* **Exercise directions**:
The reply must contain all of the records, unchanged.

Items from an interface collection
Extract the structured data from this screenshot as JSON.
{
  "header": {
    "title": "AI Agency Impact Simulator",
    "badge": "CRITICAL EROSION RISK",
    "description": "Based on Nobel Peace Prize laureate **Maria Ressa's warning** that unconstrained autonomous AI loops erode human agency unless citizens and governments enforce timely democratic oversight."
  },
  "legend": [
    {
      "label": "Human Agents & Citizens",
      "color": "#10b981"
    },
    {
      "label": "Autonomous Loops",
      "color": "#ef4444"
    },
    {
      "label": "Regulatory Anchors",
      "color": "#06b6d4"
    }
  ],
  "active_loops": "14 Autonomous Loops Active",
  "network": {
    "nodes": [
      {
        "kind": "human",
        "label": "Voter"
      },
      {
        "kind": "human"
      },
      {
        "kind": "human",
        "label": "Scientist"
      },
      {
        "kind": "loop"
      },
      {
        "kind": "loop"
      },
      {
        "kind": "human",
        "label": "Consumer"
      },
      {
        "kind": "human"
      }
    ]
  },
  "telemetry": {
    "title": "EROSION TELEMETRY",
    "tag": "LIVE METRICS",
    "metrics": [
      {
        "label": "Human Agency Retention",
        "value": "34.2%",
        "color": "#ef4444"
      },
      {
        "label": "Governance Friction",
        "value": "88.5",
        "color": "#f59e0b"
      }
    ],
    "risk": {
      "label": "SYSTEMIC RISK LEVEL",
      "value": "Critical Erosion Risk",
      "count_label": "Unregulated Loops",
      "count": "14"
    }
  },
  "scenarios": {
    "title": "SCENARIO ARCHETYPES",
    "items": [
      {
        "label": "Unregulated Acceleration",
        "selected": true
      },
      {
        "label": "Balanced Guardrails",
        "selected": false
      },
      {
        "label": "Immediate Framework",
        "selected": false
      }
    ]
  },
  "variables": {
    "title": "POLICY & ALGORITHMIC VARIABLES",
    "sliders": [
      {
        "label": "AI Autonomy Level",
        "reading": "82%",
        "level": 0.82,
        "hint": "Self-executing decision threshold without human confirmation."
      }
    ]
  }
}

* **Your response**:
Extract the structured data from this screenshot as JSON.
{
  "header": {
    "title": "AI Agency Impact Simulator",
    "badge": "CRITICAL EROSION RISK",
    "description": "Based on Nobel Peace Prize laureate **Maria Ressa's warning** that unconstrained autonomous AI loops erode human agency unless citizens and governments enforce timely democratic oversight."
  },
  "legend": [
    {
      "label": "Human Agents & Citizens",
      "color": "#10b981"
    },
    {
      "label": "Autonomous Loops",
      "color": "#ef4444"
    },
    {
      "label": "Regulatory Anchors",
      "color": "#06b6d4"
    }
  ],
  "active_loops": "14 Autonomous Loops Active",
  "network": {
    "nodes": [
      {
        "kind": "human",
        "label": "Voter"
      },
      {
        "kind": "human"
      },
      {
        "kind": "human",
        "label": "Scientist"
      },
      {
        "kind": "loop"
      },
      {
        "kind": "loop"
      },
      {
        "kind": "human",
        "label": "Consumer"
      },
      {
        "kind": "human"
      }
    ]
  },
  "telemetry": {
    "title": "EROSION TELEMETRY",
    "tag": "LIVE METRICS",
    "metrics": [
      {
        "label": "Human Agency Retention",
        "value": "34.2%",
        "color": "#ef4444"
      },
      {
        "label": "Governance Friction",
        "value": "88.5",
        "color": "#f59e0b"
      }
    ],
    "risk": {
      "label": "SYSTEMIC RISK LEVEL",
      "value": "Critical Erosion Risk",
      "count_label": "Unregulated Loops",
      "count": "14"
    }
  },
  "scenarios": {
    "title": "SCENARIO ARCHETYPES",
    "items": [
      {
        "label": "Unregulated Acceleration",
        "selected": true
      },
      {
        "label": "Balanced Guardrails",
        "selected": false
      },
      {
        "label": "Immediate Framework",
        "selected": false
      }
    ]
  },
  "variables": {
    "title": "POLICY & ALGORITHMIC VARIABLES",
    "sliders": [
      {
        "label": "AI Autonomy Level",
        "reading": "82%",
        "level": 0.82,
        "hint": "Self-executing decision threshold without human confirmation."
      }
    ]
  }
}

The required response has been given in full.